Take, for example, this meadowlark warning Sitting Bull. Philbrick cites that detail as coming from the recollections of One Bull, Sitting Bull’s nephew, found in box 104, folder 21 of the Walter Campbell collection. Walter Campbell was born in Severy, Kansas in 1887. He was the first Rhodes Scholar from the state of Oklahoma. He wrote under the name Stanley Vestal. Why? I don’t know. According to the University of Oklahoma, where his collection is kept, he was adopted by Sitting Bull’s family, and “was named Makes-Room or Make-Room-For-Him (Kiyukanpi) and His Name Is Everywhere (Ocastonka). Kiyukanpi was the name of Joseph White Bull’s father, and Ocastonka is a reference to the Chief’s great fame.”

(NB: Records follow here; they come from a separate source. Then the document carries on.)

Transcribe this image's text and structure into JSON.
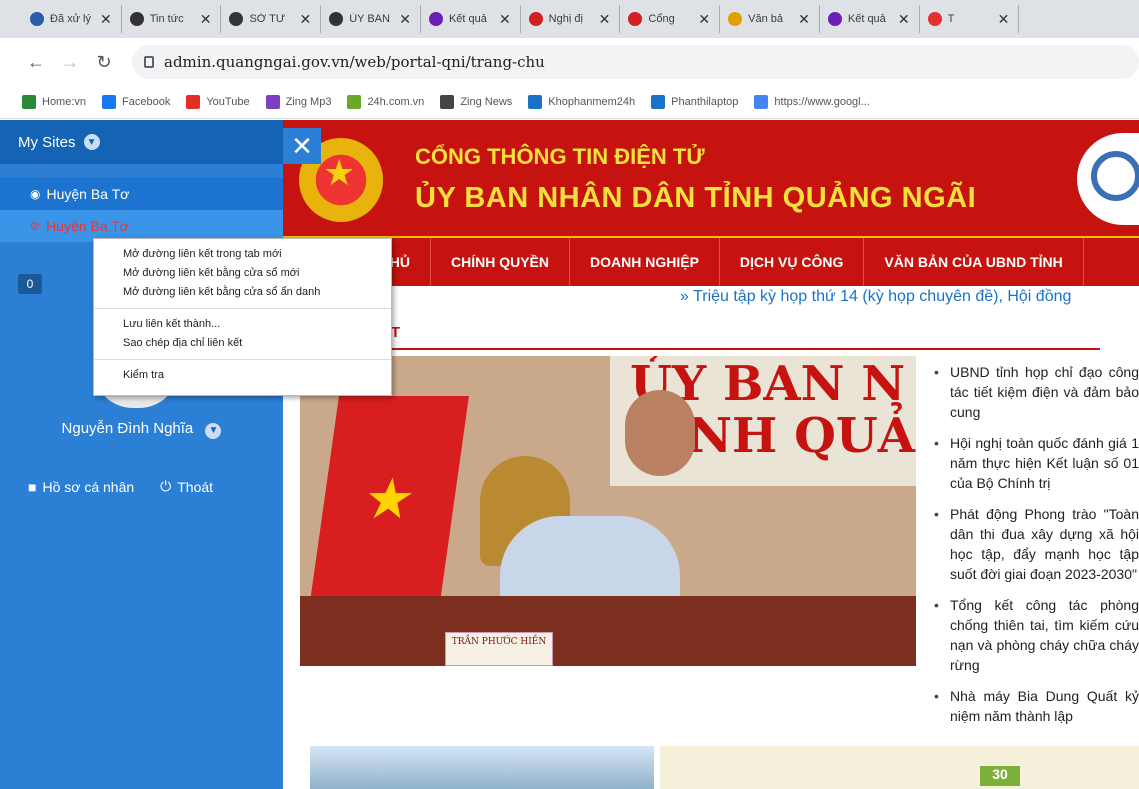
{
  "tabs": [
    {
      "title": "Đã xử lý",
      "fav_color": "#2a5ba8"
    },
    {
      "title": "Tin tức",
      "fav_color": "#333333"
    },
    {
      "title": "SỞ TƯ",
      "fav_color": "#333333"
    },
    {
      "title": "ỦY BAN",
      "fav_color": "#333333"
    },
    {
      "title": "Kết quả",
      "fav_color": "#6a1fb5"
    },
    {
      "title": "Nghị đị",
      "fav_color": "#d02020"
    },
    {
      "title": "Cổng",
      "fav_color": "#d02020"
    },
    {
      "title": "Văn bả",
      "fav_color": "#e0a000"
    },
    {
      "title": "Kết quả",
      "fav_color": "#6a1fb5"
    },
    {
      "title": "T",
      "fav_color": "#e33030"
    }
  ],
  "address": {
    "url": "admin.quangngai.gov.vn/web/portal-qni/trang-chu"
  },
  "bookmarks": [
    {
      "label": "Home:vn",
      "color": "#2a8a3a"
    },
    {
      "label": "Facebook",
      "color": "#1877f2"
    },
    {
      "label": "YouTube",
      "color": "#e52d27"
    },
    {
      "label": "Zing Mp3",
      "color": "#7b3fc2"
    },
    {
      "label": "24h.com.vn",
      "color": "#6aa82a"
    },
    {
      "label": "Zing News",
      "color": "#444444"
    },
    {
      "label": "Khophanmem24h",
      "color": "#1a73c9"
    },
    {
      "label": "Phanthilaptop",
      "color": "#1a73c9"
    },
    {
      "label": "https://www.googl...",
      "color": "#4285f4"
    }
  ],
  "sidebar": {
    "my_sites": "My Sites",
    "sites": [
      {
        "label": "Huyện Ba Tơ"
      },
      {
        "label": "Huyện Ba Tơ"
      }
    ],
    "badge": "0",
    "user_name": "Nguyễn Đình Nghĩa",
    "profile": "Hồ sơ cá nhân",
    "logout": "Thoát"
  },
  "context_menu": {
    "items_group1": [
      "Mở đường liên kết trong tab mới",
      "Mở đường liên kết bằng cửa sổ mới",
      "Mở đường liên kết bằng cửa sổ ẩn danh"
    ],
    "items_group2": [
      "Lưu liên kết thành...",
      "Sao chép địa chỉ liên kết"
    ],
    "items_group3": [
      "Kiểm tra"
    ]
  },
  "header": {
    "line1": "CỔNG THÔNG TIN ĐIỆN TỬ",
    "line2": "ỦY BAN NHÂN DÂN TỈNH QUẢNG NGÃI"
  },
  "nav": [
    "HỦ",
    "CHÍNH QUYỀN",
    "DOANH NGHIỆP",
    "DỊCH VỤ CÔNG",
    "VĂN BẢN CỦA UBND TỈNH"
  ],
  "ticker": "» Triệu tập kỳ họp thứ 14 (kỳ họp chuyên đề), Hội đồng",
  "section_title": "ẬT",
  "photo": {
    "wall_text": "ỦY BAN N\nTỈNH QUẢ",
    "nameplate": "TRẦN PHƯỚC HIỀN"
  },
  "news": [
    "UBND tỉnh họp chỉ đạo công tác tiết kiệm điện và đảm bảo cung",
    "Hội nghị toàn quốc đánh giá 1 năm thực hiện Kết luận số 01 của Bộ Chính trị",
    "Phát động Phong trào \"Toàn dân thi đua xây dựng xã hội học tập, đẩy mạnh học tập suốt đời giai đoạn 2023-2030\"",
    "Tổng kết công tác phòng chống thiên tai, tìm kiếm cứu nạn và phòng cháy chữa cháy rừng",
    "Nhà máy Bia Dung Quất kỷ niệm năm thành lập"
  ],
  "banner": {
    "number": "30"
  },
  "colors": {
    "sidebar": "#2b7fd4",
    "header_red": "#c6130f",
    "gold": "#f4e13b"
  }
}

Here’s a picture from the Walter Campbell collection:
That’s Young Man Afraid Of His Horses. Here’s another:
Regrettably OU won’t let me make that any bigger. Campbell/Vestal/His-Name-Is-Everywhere died of a heart attack on Christmas Day, 1957.
There’s also a Walter CAMP who is very important in Bighorniana. Camp worked for the railroad, and so could travel all over. An unsourced detail from Indiana University’s Camp collection is that this is how he “spent his summers,” finding lost battlefields and interviewing old Indians and soldiers. Here is a picture from Camp’s collection:
As for One Bull, here he is. This is a photograph by William Cross (which I found here):
On wikipedia’s page for One Bull, however, they illustrate him with a picture of his spoon:
This spoon is now in the Spurlock Museum, at the University of Illinois at Urbana-Champaigne, where they also have collections of Japanese wood carvings, Arctic artifacts, and Babylonian clay tablets.
“Hello Stranger” (1977)Posted: April 4, 2012 Filed under: Fate, music 1 Comment
from the heroes at Art Decade I learned of Emmylou Harris and Nicolette Larson covering The Carter Family:
What became of Nicolette Larson, I wonder, whose voice is certainly too pretty for this world?:
Larson died on December 16, 1997 in Los Angeles as a result of complications arising from cerebral edema triggered by liver failure. According to her friend Astrid Young, Larson had been showing symptoms of depression and her fatal seizure “was in no small way related to her chronic use of Valium and Tylenol PM”
(album cover lifted from a French blog)